Grandstanding…or not? 

Moxam noted that whenever the Chamber came out in support of the government, he was never accused of grandstanding. 

“It’s only when you question, disagree or offer an alternative perspective that you’re grandstanding, and that is the irony of politics,” he said. 

Too often, the government is only interested in hearing from certain people on issues. 

“One of the problems that I see in Cayman is you have a very loud minority who have a myopic view on things in Cayman, and that appears to be the audience that the leadership of the country look upon for guidance,” he said. “There are thousands of people in the Cayman Islands that have views, but very few express them. What I would encourage, whether you’re a new Caymanian, a multi-generational Caymanian… this is our Cayman, and the only way we can protect it and make it the sort of place we want to live in is to speak up, stand out and let your voices be heard.” 



During his address at the Chamber’s Legislative Luncheon, Moxam spoke about the need for accountability in government, something that did not go over well with many of the senior civil servants and Cabinet ministers in the audience. The lack of accountability in government is an issue Moxam feels very strongly about.  

“Accountability in this country is long overdue,” he said, adding that accountability is lacking at multiple levels in government. “There needs to be a cultural shift in the way we operate as a country.” 

He said that it seems that people in government have become comfortable with the lack of accountability. 

“Complacency and [poor] decisions and the maladministration costs us all,” he said. “If people were to run their ministries and their departments knowing they were going to be held accountable, we’d see different results, but it’s a very complacent environment where you don’t have to be a high performer, you just have to be there and you have a chance to be the head of that eventually.” 

Commenting on recent remarks by the Ministry of Finance’s Chief Secretary Ken Jefferson that shame was the only consequence for chief officers and chief financial officers not abiding by their obligations as set out in the Public Management and Finance Law, Moxam said the lack of accountability is systemic in the public sector. 

“If the only recourse is to embarrass somebody by naming and shaming and there is no real consequence for not performing, nothing will change,” he said. “There has to be a consequence and sanctioning in order for there to be a shift in the attitude and the way things happen, but that has to start from the very top. You can’t hold a guy on the lowest rung accountable, but the individual earning the most money in the department or the ministry is out to lunch for six hours of the day or not performing.” 

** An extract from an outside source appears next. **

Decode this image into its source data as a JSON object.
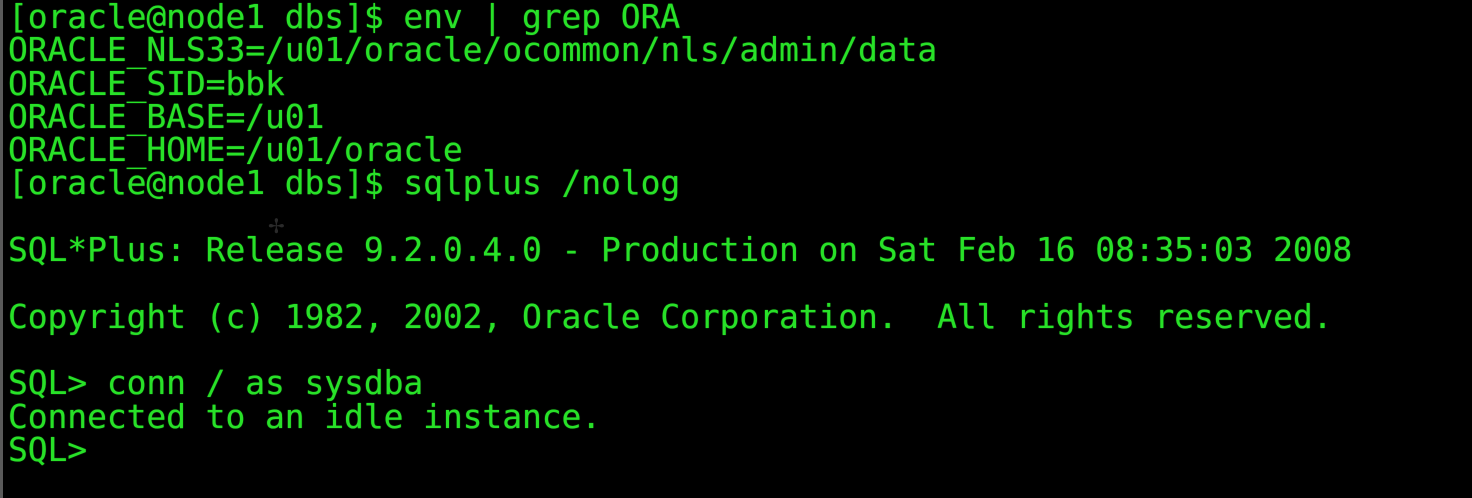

Moxam said reform of the public sector is essential because Cayman can’t afford for the current system to continue. 

“Hold people accountable – chief officers, CFOs, deputies, [heads of department], everyone in statutory authorities and government-owned companies,” he said. “That level of accountability has to extend beyond our friends. Everybody needs to be held to the same standard. It needs to be fair. It needs to be transparent, and it needs to be applicable to all persons in the system, not just those we don’t like.” 

Without public sector reform, Moxam sees a bleak alternative. 

“In my personal opinion, if the current status quo and model continues, there’s a certain inevitability to direct taxation,” he said. “Just look at the numbers; the numbers don’t lie. Anyone who runs a business, or has any form of common sense, can tell you there’s a life span on [the current way of doing things] given the level of debt we have as a country, given how money is spent and how budgets get allotted.  

“We need an alternative or a new vision for economic survival in Cayman because there’s a shortfall that nobody’s addressing.”